→ **Task prompt**
Only an exact copy of the lines beginning at the one that contains "What's the underlying" and ending at the last line of the records below counts as the answer.

[Entries from a dataset of interfaces]
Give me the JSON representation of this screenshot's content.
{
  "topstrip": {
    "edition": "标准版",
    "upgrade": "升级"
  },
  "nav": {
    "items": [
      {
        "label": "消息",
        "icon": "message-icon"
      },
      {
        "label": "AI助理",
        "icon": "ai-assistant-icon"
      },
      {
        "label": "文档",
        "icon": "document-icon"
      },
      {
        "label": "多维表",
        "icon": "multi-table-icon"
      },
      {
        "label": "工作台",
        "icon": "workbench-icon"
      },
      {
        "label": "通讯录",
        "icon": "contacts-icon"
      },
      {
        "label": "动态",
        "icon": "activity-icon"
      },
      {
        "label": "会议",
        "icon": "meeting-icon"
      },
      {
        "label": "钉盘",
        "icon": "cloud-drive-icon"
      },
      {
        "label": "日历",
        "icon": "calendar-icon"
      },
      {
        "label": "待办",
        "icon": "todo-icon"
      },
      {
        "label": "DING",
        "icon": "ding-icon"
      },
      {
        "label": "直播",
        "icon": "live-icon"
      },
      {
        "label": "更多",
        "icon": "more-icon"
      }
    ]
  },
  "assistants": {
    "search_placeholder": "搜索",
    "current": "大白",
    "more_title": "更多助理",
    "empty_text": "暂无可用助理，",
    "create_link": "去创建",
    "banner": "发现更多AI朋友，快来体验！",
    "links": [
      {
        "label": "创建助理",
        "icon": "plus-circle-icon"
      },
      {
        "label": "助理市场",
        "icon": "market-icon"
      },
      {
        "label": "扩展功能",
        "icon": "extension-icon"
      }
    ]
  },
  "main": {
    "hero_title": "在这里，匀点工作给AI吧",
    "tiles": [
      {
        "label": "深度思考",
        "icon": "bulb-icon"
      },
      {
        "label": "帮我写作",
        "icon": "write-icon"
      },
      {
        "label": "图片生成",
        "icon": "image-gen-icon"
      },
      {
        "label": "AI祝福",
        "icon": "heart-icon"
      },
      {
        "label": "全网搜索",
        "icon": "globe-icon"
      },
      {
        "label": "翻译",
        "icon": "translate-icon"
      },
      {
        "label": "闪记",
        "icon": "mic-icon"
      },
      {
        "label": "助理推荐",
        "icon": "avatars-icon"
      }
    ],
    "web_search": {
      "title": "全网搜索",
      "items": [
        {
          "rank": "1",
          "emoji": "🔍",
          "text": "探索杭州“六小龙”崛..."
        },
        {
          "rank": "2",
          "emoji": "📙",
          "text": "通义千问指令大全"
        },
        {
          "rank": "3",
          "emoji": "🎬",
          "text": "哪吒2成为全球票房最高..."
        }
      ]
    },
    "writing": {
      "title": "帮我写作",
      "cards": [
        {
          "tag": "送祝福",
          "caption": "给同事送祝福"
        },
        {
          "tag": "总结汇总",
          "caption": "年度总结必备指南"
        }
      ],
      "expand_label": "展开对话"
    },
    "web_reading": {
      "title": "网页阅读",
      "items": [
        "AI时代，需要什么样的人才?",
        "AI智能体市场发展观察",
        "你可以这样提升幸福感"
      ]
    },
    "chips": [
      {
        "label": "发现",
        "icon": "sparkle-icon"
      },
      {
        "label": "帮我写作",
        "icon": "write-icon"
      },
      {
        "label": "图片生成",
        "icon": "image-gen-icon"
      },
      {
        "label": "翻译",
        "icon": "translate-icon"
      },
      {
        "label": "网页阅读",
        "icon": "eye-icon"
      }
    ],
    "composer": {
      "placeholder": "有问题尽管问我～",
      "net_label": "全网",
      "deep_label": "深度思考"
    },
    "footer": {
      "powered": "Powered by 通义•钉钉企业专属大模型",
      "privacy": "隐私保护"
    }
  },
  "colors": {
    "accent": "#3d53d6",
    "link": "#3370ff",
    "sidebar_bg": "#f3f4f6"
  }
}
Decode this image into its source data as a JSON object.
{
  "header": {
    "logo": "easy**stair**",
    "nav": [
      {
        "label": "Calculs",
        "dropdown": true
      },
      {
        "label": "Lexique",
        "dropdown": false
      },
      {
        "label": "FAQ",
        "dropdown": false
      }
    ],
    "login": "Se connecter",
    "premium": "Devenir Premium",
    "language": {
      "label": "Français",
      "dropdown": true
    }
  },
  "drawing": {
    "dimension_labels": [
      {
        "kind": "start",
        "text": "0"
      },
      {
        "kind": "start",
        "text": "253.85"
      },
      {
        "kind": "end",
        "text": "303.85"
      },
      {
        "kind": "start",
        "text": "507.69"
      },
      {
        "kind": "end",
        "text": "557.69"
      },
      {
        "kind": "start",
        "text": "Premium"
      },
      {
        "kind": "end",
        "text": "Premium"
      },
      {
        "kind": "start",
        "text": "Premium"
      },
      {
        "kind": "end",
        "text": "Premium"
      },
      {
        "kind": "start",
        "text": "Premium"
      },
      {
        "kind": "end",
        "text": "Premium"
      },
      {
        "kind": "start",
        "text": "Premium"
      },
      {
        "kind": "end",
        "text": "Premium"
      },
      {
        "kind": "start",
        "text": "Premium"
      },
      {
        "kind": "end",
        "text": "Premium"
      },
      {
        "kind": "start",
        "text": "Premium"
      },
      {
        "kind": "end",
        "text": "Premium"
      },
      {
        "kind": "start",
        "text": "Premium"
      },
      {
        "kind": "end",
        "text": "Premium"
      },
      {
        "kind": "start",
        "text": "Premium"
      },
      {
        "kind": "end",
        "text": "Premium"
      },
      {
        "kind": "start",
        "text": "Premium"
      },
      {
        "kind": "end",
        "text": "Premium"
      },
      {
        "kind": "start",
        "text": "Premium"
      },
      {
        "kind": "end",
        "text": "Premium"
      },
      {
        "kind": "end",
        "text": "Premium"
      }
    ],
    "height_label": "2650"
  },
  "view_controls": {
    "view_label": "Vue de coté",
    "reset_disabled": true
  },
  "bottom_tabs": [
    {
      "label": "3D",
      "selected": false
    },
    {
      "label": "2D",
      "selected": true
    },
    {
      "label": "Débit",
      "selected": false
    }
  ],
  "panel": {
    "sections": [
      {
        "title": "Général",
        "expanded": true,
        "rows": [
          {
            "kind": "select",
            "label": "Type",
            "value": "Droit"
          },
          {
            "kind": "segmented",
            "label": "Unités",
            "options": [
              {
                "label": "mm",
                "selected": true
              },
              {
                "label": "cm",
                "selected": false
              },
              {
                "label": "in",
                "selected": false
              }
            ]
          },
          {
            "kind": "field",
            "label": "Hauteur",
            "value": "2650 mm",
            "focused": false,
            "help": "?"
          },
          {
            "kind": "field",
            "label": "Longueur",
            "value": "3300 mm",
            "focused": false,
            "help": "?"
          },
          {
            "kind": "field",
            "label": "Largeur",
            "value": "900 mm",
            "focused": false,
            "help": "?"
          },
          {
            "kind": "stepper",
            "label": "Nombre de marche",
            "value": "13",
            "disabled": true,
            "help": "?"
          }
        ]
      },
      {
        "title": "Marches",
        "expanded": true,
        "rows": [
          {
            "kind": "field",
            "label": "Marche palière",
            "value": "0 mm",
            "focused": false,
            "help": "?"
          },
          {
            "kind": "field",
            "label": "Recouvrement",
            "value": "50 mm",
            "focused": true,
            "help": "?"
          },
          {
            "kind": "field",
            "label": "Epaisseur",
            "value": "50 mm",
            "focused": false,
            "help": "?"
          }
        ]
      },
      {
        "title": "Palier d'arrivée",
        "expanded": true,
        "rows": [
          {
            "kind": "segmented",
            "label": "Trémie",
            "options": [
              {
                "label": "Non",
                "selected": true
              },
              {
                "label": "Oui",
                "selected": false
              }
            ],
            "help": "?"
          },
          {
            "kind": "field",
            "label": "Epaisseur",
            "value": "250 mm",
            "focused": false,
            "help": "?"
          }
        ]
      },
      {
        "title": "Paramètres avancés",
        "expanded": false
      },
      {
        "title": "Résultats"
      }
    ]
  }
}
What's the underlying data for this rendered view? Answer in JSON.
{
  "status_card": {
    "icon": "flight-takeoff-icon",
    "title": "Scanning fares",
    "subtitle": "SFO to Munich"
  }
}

→ **Task answer**
What's the underlying data for this rendered view? Answer in JSON.
{
  "status_card": {
    "icon": "flight-takeoff-icon",
    "title": "Scanning fares",
    "subtitle": "SFO to Munich"
  }
}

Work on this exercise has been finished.